Fujita’s earliest fashion related influences stem from childhood memories, sparking his interested to create his own clothing. “My mother always liked clothes from Comme des Garcons and Yohji Yamamoto. As a child, I saw her wearing these brands to express herself”, he reminisces.
In 2005, after working with Carpe Diem for six years, Fujita began working on a personal project related to clothing and photography, another passion of his. “I discovered a special technique to print on fabrics and other materials. I decided to start a small t-shirts collection, playing with light and shadows, in black and white.” In March 2006, he presented his small collection in Paris under the name Lumen et Umbra. The range of t-shirts utilizing a special printing technique was the first showcase from him as a photographer and designer, the presentation also featured a video produced by a very good friend of his, Alessandro Tinelli.
Lumen et Umbra began growing into more of label, with latter collections featuring a wider selection of garments from knit pieces to outerwear. His interest towards materials has led to extensive research in order to develop unique fabrics and methods to work with them. “I’m trying to mix materials used in the old times with new technologies. The Orbace is one of these; it’s a strong wool fabric made by a special craftsmanship and used during the Roman Empire making soldier’s clothes, it’s actually water-resistant.”

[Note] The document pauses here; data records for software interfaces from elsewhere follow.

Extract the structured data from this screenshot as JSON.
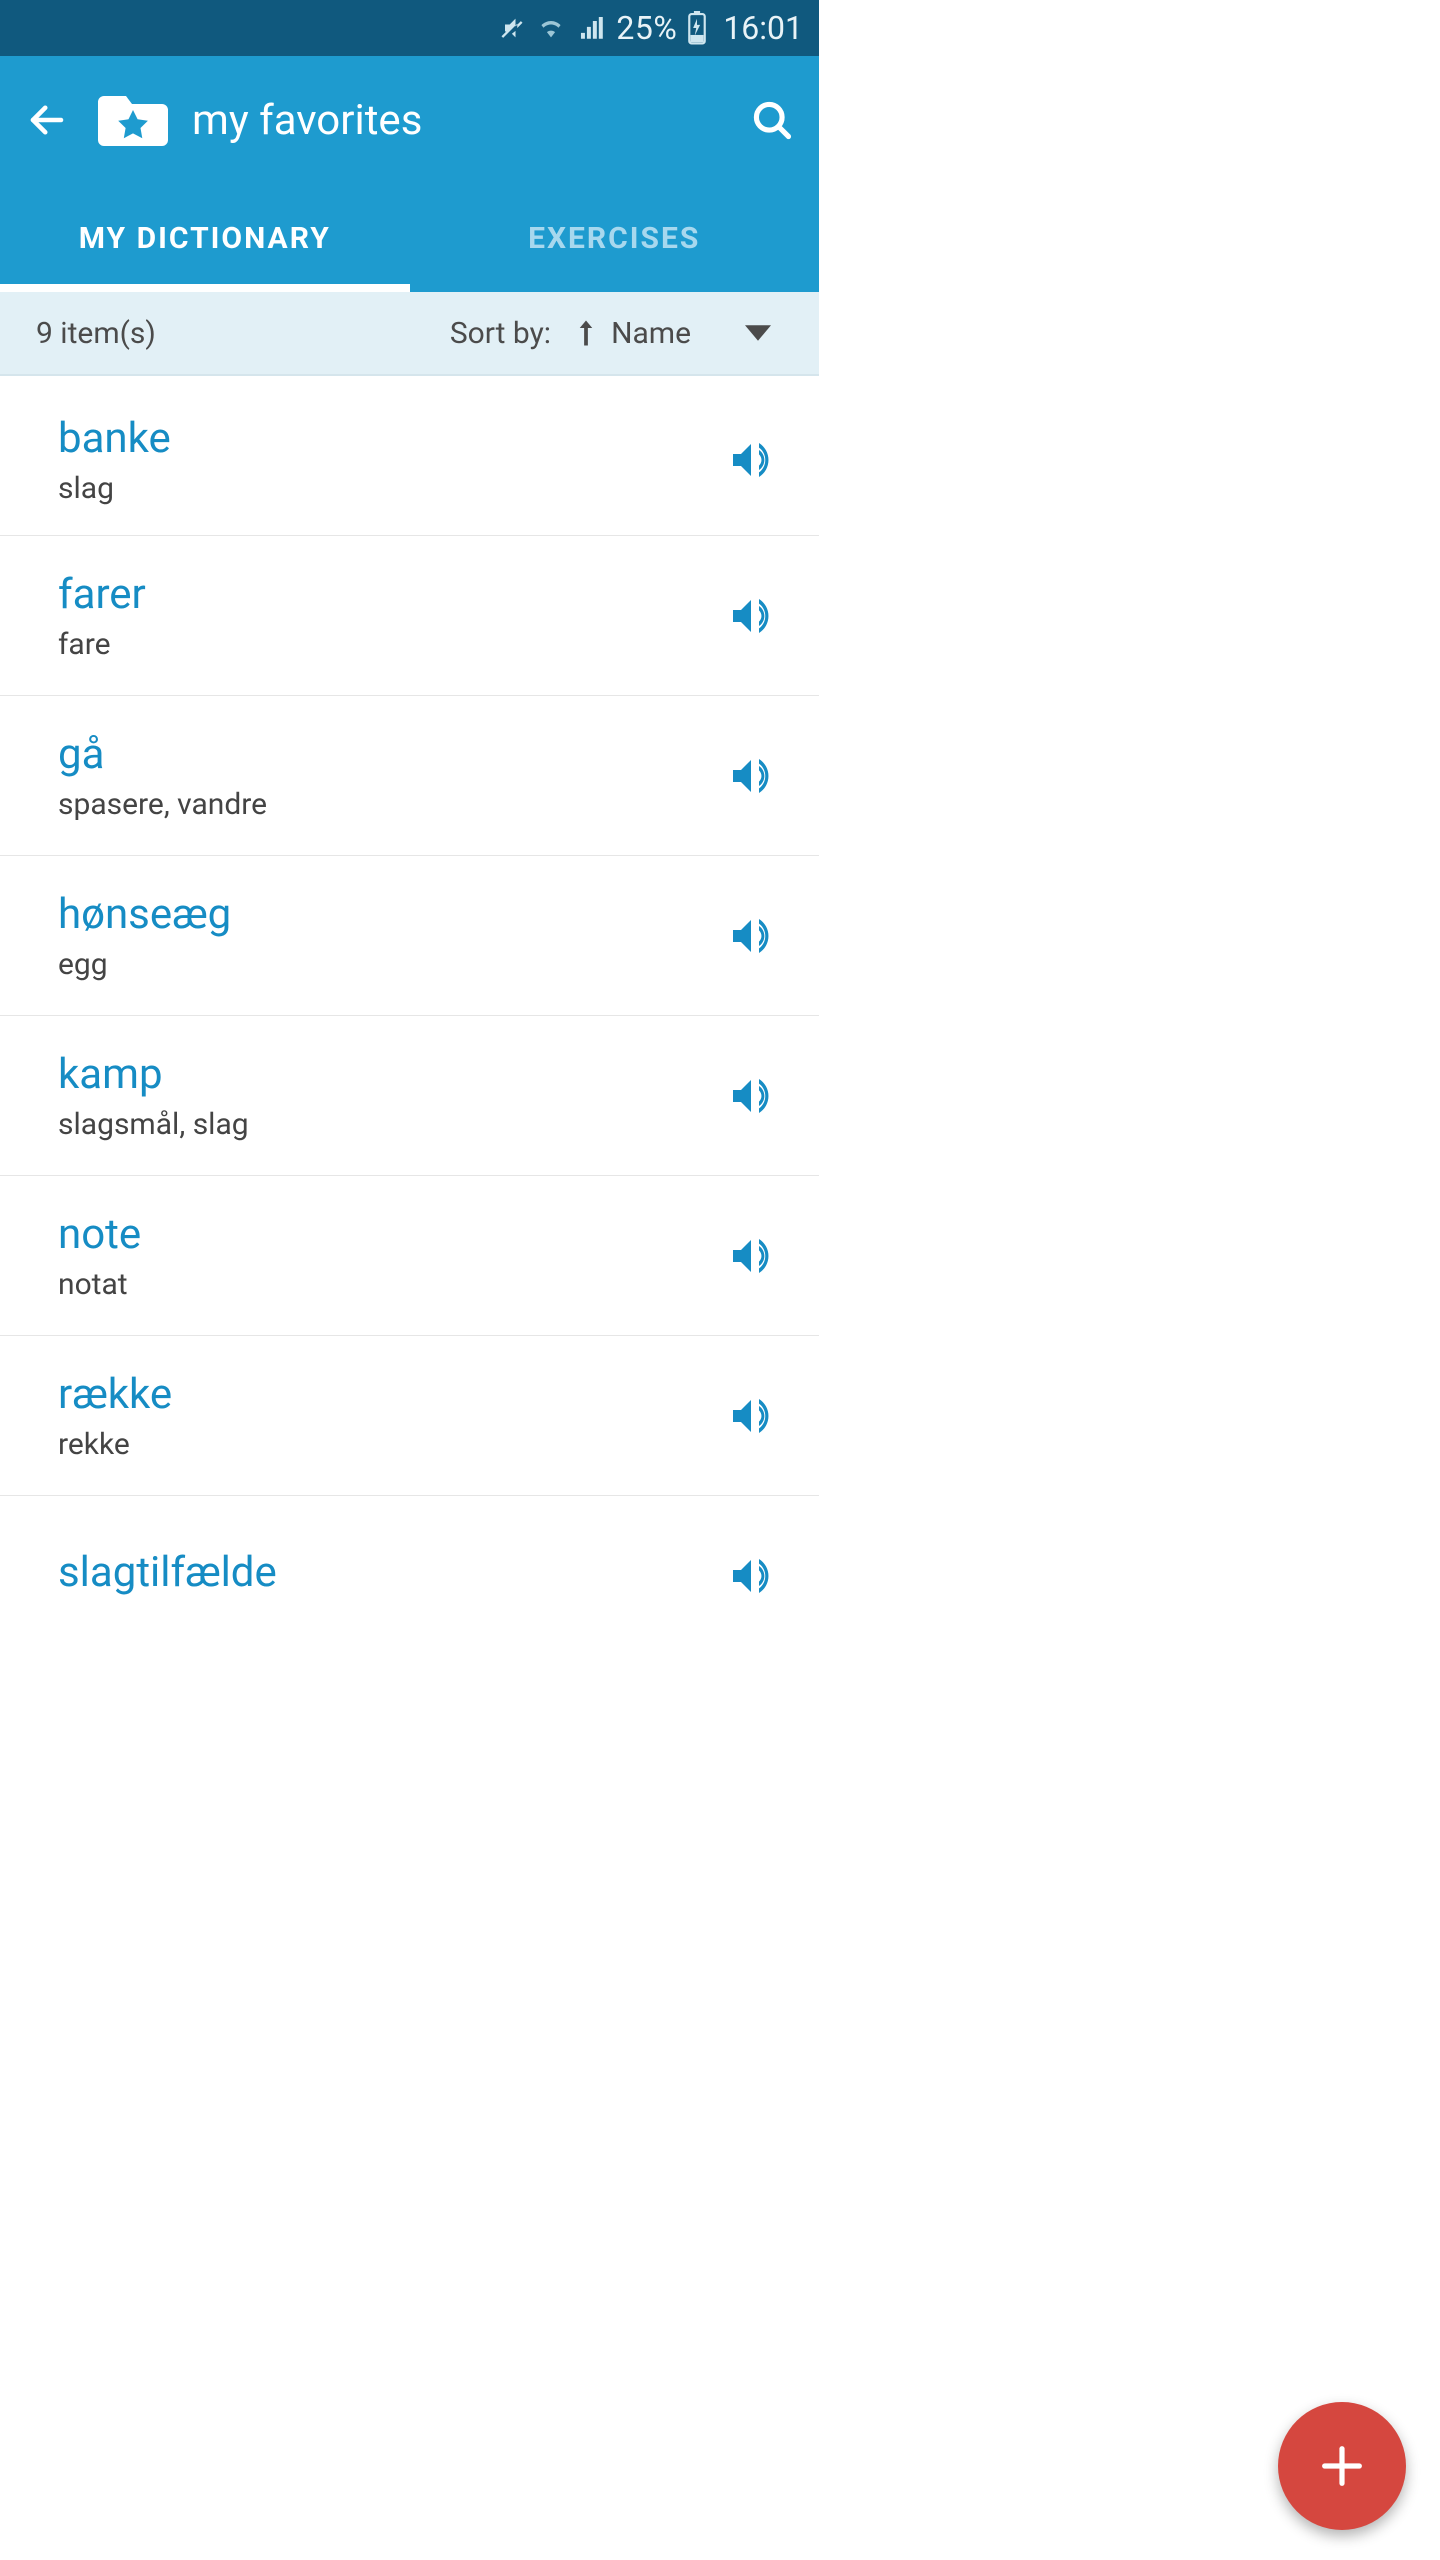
{
  "status": {
    "battery_pct": "25%",
    "time": "16:01"
  },
  "header": {
    "title": "my favorites"
  },
  "tabs": [
    {
      "label": "MY DICTIONARY",
      "active": true
    },
    {
      "label": "EXERCISES",
      "active": false
    }
  ],
  "sortbar": {
    "count_text": "9 item(s)",
    "sortby_label": "Sort by:",
    "sort_field": "Name"
  },
  "words": [
    {
      "word": "banke",
      "translation": "slag"
    },
    {
      "word": "farer",
      "translation": "fare"
    },
    {
      "word": "gå",
      "translation": "spasere, vandre"
    },
    {
      "word": "hønseæg",
      "translation": "egg"
    },
    {
      "word": "kamp",
      "translation": "slagsmål, slag"
    },
    {
      "word": "note",
      "translation": "notat"
    },
    {
      "word": "række",
      "translation": "rekke"
    },
    {
      "word": "slagtilfælde",
      "translation": ""
    }
  ],
  "colors": {
    "statusbar": "#10597e",
    "header": "#1e9bcf",
    "accent": "#168cc4",
    "fab": "#d5473f",
    "sortbar": "#e2f0f6"
  }
}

Another unique material from the current season is hemp harvested from Abaca plants, often used for ropes, fishing nets as well as specialty paper due to it’s natural characteristics of strength, flexibility and also water resistance. “I always like to test innovative treatments on experimental fabrics”, Fujita says. In the upcoming Lumen et Umbra collection, part of the knitwear range utilizes paper yarn while some pieces have carbon and metal mixed with natural materials like wool, cashmere, silk and cotton. The use of carbon in particular is a very unusual idea; when examining the garments up close one can see black streaks of fibres within the knit, whereas metal fibres create a crumbled effect on materials that still feel soft and luxurious.

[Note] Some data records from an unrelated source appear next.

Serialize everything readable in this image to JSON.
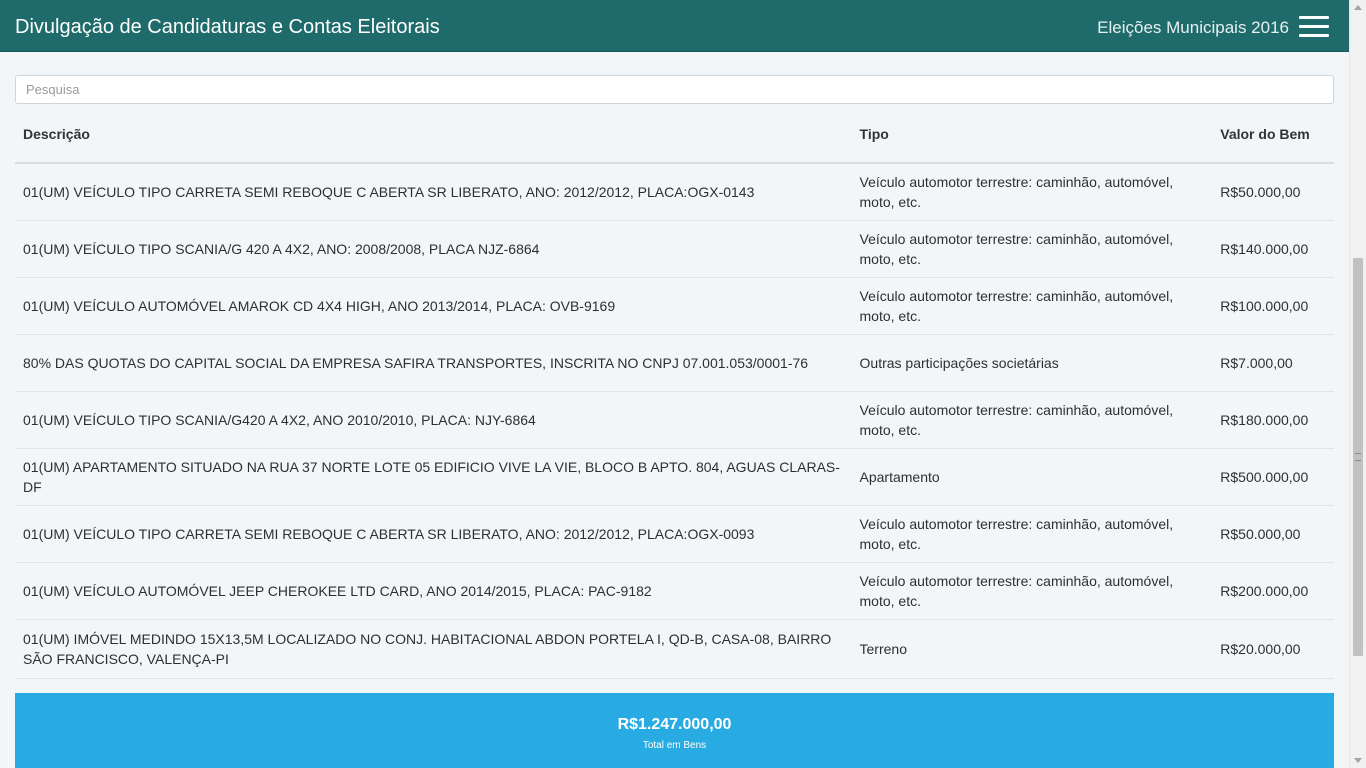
{
  "header": {
    "title": "Divulgação de Candidaturas e Contas Eleitorais",
    "election": "Eleições Municipais 2016",
    "menu_icon": "hamburger-menu-icon"
  },
  "search": {
    "placeholder": "Pesquisa",
    "value": ""
  },
  "table": {
    "headers": {
      "descricao": "Descrição",
      "tipo": "Tipo",
      "valor": "Valor do Bem"
    },
    "rows": [
      {
        "descricao": "01(UM) VEÍCULO TIPO CARRETA SEMI REBOQUE C ABERTA SR LIBERATO, ANO: 2012/2012, PLACA:OGX-0143",
        "tipo": "Veículo automotor terrestre: caminhão, automóvel, moto, etc.",
        "valor": "R$50.000,00"
      },
      {
        "descricao": "01(UM) VEÍCULO TIPO SCANIA/G 420 A 4X2, ANO: 2008/2008, PLACA NJZ-6864",
        "tipo": "Veículo automotor terrestre: caminhão, automóvel, moto, etc.",
        "valor": "R$140.000,00"
      },
      {
        "descricao": "01(UM) VEÍCULO AUTOMÓVEL AMAROK CD 4X4 HIGH, ANO 2013/2014, PLACA: OVB-9169",
        "tipo": "Veículo automotor terrestre: caminhão, automóvel, moto, etc.",
        "valor": "R$100.000,00"
      },
      {
        "descricao": "80% DAS QUOTAS DO CAPITAL SOCIAL DA EMPRESA SAFIRA TRANSPORTES, INSCRITA NO CNPJ 07.001.053/0001-76",
        "tipo": "Outras participações societárias",
        "valor": "R$7.000,00"
      },
      {
        "descricao": "01(UM) VEÍCULO TIPO SCANIA/G420 A 4X2, ANO 2010/2010, PLACA: NJY-6864",
        "tipo": "Veículo automotor terrestre: caminhão, automóvel, moto, etc.",
        "valor": "R$180.000,00"
      },
      {
        "descricao": "01(UM) APARTAMENTO SITUADO NA RUA 37 NORTE LOTE 05 EDIFICIO VIVE LA VIE, BLOCO B APTO. 804, AGUAS CLARAS-DF",
        "tipo": "Apartamento",
        "valor": "R$500.000,00"
      },
      {
        "descricao": "01(UM) VEÍCULO TIPO CARRETA SEMI REBOQUE C ABERTA SR LIBERATO, ANO: 2012/2012, PLACA:OGX-0093",
        "tipo": "Veículo automotor terrestre: caminhão, automóvel, moto, etc.",
        "valor": "R$50.000,00"
      },
      {
        "descricao": "01(UM) VEÍCULO AUTOMÓVEL JEEP CHEROKEE LTD CARD, ANO 2014/2015, PLACA: PAC-9182",
        "tipo": "Veículo automotor terrestre: caminhão, automóvel, moto, etc.",
        "valor": "R$200.000,00"
      },
      {
        "descricao": "01(UM) IMÓVEL MEDINDO 15X13,5M LOCALIZADO NO CONJ. HABITACIONAL ABDON PORTELA I, QD-B, CASA-08, BAIRRO SÃO FRANCISCO, VALENÇA-PI",
        "tipo": "Terreno",
        "valor": "R$20.000,00"
      }
    ]
  },
  "total": {
    "amount": "R$1.247.000,00",
    "label": "Total em Bens"
  },
  "colors": {
    "header_bg": "#1f6b6b",
    "total_bg": "#27abe2",
    "content_bg": "#f3f6f8"
  }
}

Treatments are another significant element in the garments, such as airbrushing to create a unique texture on knit fabrics. “All these finishes are done by hand, one by one” Fujita explains. “I work with a team of people skilled in treatments, every collection has a special peculiarity that we work with.” All the work is created in Italy, different processes taking place in different locations, with Fujita following all the stages to build the final result. “I’ve had the chance to work with small factories that have an excellent tradition in manufacturing, we have a really close relationship with some of these craftsmen that we collaborate with.”
The label talks about Fujita’s personal style and his fascination with Japanese simplicity, combined with living his western reality. “What I am trying to do is to create a link between past and present, wildlife and big cities, tradition and modernity.” Inspired by everyday life and his passion for travelling, he hopes to see his aesthetic adapted rather than consumed. “I would like for people to approach my collection and wear my clothes with their personal style in mind”.(scoute)